No. 7, par 4, 360/360 yards: George Fazio hit his tee shot out-of-bounds to the right in the three-way 18-hole playoff with Hogan and Lloyd Mangrum. Fazio was able to make a bogey because O.B. was a distance-only penalty at the time, but with Hogan making a birdie Fazio fell three behind. Players are laying up with less club off the tee these days, making out-of-bounds shots less likely. This hole and the similar eighth are definitely birdie holes but if the tee shot strays into the rough players will be happy with pars.
No. 8, par 4, 367/359 yards: In the third round, Hogan's ball moved on the green as he stood over the putt but he was not penalized because he hadn't grounded his club. Hogan said he intentionally hovered his putter off the ground all week for that very reason. The greens will be even faster this year, thanks to modern agronomy and grasses, but perhaps less of a shock to players' systems as they are more used to fast greens than they were in 1950.

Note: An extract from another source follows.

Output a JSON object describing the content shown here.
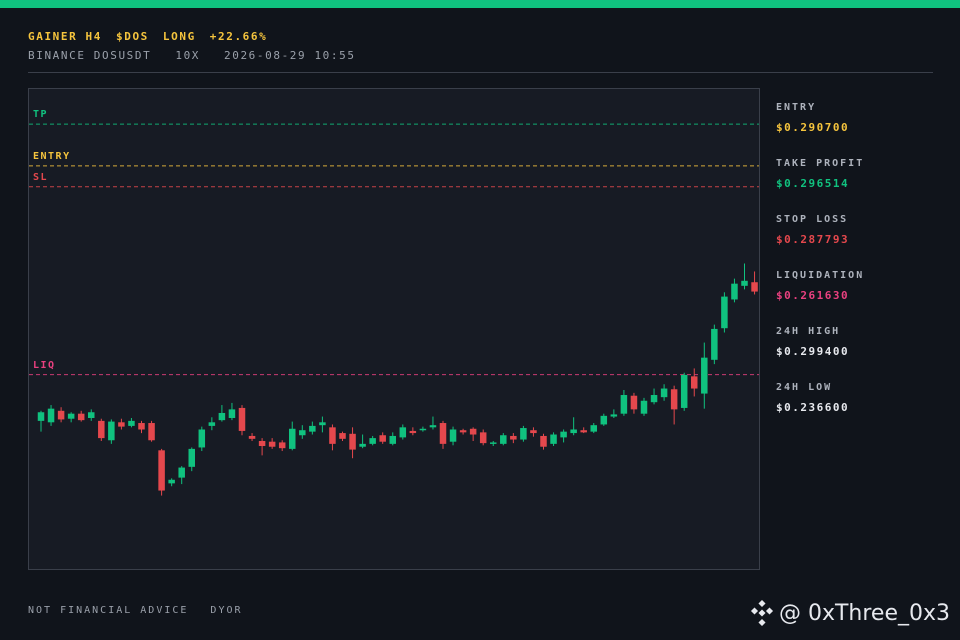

No. 10, par 4, 335/303 yards: Middlecoff made his second double bogey in the final round to fall four behind Hogan, who by then was the leader. Both hit tee shots into the same fairway bunker about 60 yards from the green, but Middlecoff's shot caught the lip and stayed in the bunker while Hogan hit his ball onto the green. That bunker was installed at the behest of the USGA before the 1950 Open, but it was removed in the late 1990s when Merion restored the bunkering of the East Course to the way it was in 1930. The hole's shorter yardage today is perhaps a function of measuring the dogleg differently, but in any case it's certainly more drivable for today's pros, some of whom can get home with a three-wood. But it's a challenging shot, because with the tee set back in some trees it requires about 30 yards of right-to-left movement, so many will lay up.